TASK STATEMENT ::
An exact copy of the records is required, minus the pictures they hold.
*** GIVEN RECORDS Section Begins ***
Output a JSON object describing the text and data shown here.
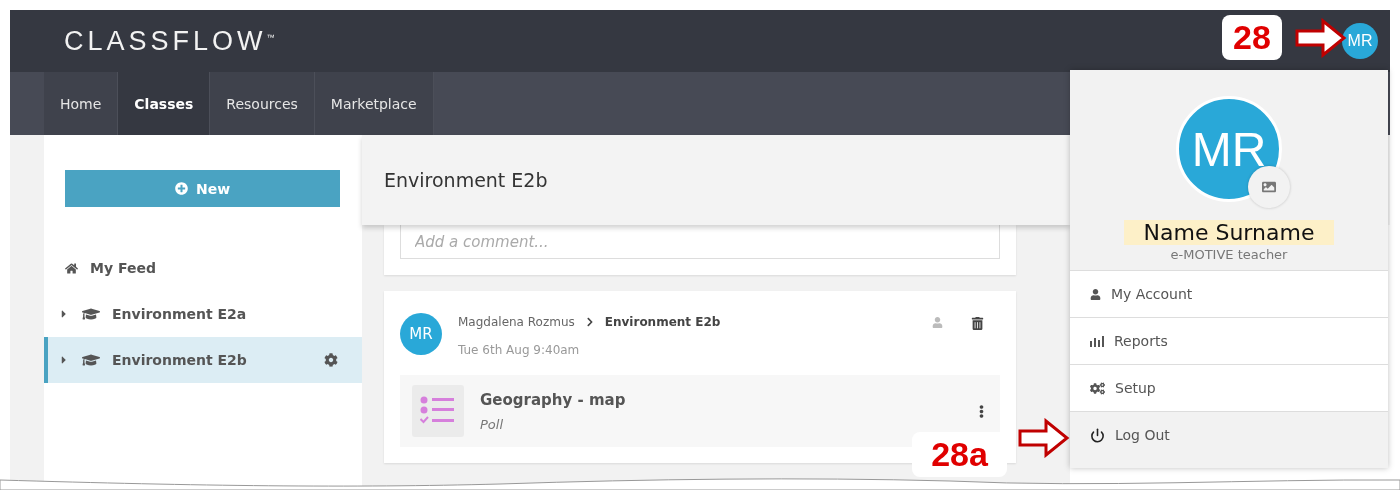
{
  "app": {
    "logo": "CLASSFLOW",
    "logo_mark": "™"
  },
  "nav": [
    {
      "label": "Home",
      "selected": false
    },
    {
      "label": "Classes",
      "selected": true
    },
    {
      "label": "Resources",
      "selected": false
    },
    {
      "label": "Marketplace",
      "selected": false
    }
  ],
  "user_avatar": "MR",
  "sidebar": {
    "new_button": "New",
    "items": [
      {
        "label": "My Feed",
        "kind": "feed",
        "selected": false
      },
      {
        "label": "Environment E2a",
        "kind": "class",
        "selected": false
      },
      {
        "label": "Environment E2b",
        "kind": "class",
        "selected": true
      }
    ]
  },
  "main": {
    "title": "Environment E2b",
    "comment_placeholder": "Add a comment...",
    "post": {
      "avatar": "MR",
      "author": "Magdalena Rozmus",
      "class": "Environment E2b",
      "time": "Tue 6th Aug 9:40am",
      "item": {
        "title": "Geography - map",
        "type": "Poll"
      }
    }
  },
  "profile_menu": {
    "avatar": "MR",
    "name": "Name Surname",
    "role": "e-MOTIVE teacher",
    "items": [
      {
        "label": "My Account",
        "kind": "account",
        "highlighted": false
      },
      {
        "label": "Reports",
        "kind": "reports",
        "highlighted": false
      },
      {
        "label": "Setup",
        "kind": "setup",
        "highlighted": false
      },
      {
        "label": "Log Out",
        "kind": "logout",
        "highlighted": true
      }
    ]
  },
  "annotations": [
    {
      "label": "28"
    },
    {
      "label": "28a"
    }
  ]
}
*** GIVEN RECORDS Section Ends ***
WORKED SOLUTION ::
Output a JSON object describing the text and data shown here.
{
  "app": {
    "logo": "CLASSFLOW",
    "logo_mark": "™"
  },
  "nav": [
    {
      "label": "Home",
      "selected": false
    },
    {
      "label": "Classes",
      "selected": true
    },
    {
      "label": "Resources",
      "selected": false
    },
    {
      "label": "Marketplace",
      "selected": false
    }
  ],
  "user_avatar": "MR",
  "sidebar": {
    "new_button": "New",
    "items": [
      {
        "label": "My Feed",
        "kind": "feed",
        "selected": false
      },
      {
        "label": "Environment E2a",
        "kind": "class",
        "selected": false
      },
      {
        "label": "Environment E2b",
        "kind": "class",
        "selected": true
      }
    ]
  },
  "main": {
    "title": "Environment E2b",
    "comment_placeholder": "Add a comment...",
    "post": {
      "avatar": "MR",
      "author": "Magdalena Rozmus",
      "class": "Environment E2b",
      "time": "Tue 6th Aug 9:40am",
      "item": {
        "title": "Geography - map",
        "type": "Poll"
      }
    }
  },
  "profile_menu": {
    "avatar": "MR",
    "name": "Name Surname",
    "role": "e-MOTIVE teacher",
    "items": [
      {
        "label": "My Account",
        "kind": "account",
        "highlighted": false
      },
      {
        "label": "Reports",
        "kind": "reports",
        "highlighted": false
      },
      {
        "label": "Setup",
        "kind": "setup",
        "highlighted": false
      },
      {
        "label": "Log Out",
        "kind": "logout",
        "highlighted": true
      }
    ]
  },
  "annotations": [
    {
      "label": "28"
    },
    {
      "label": "28a"
    }
  ]
}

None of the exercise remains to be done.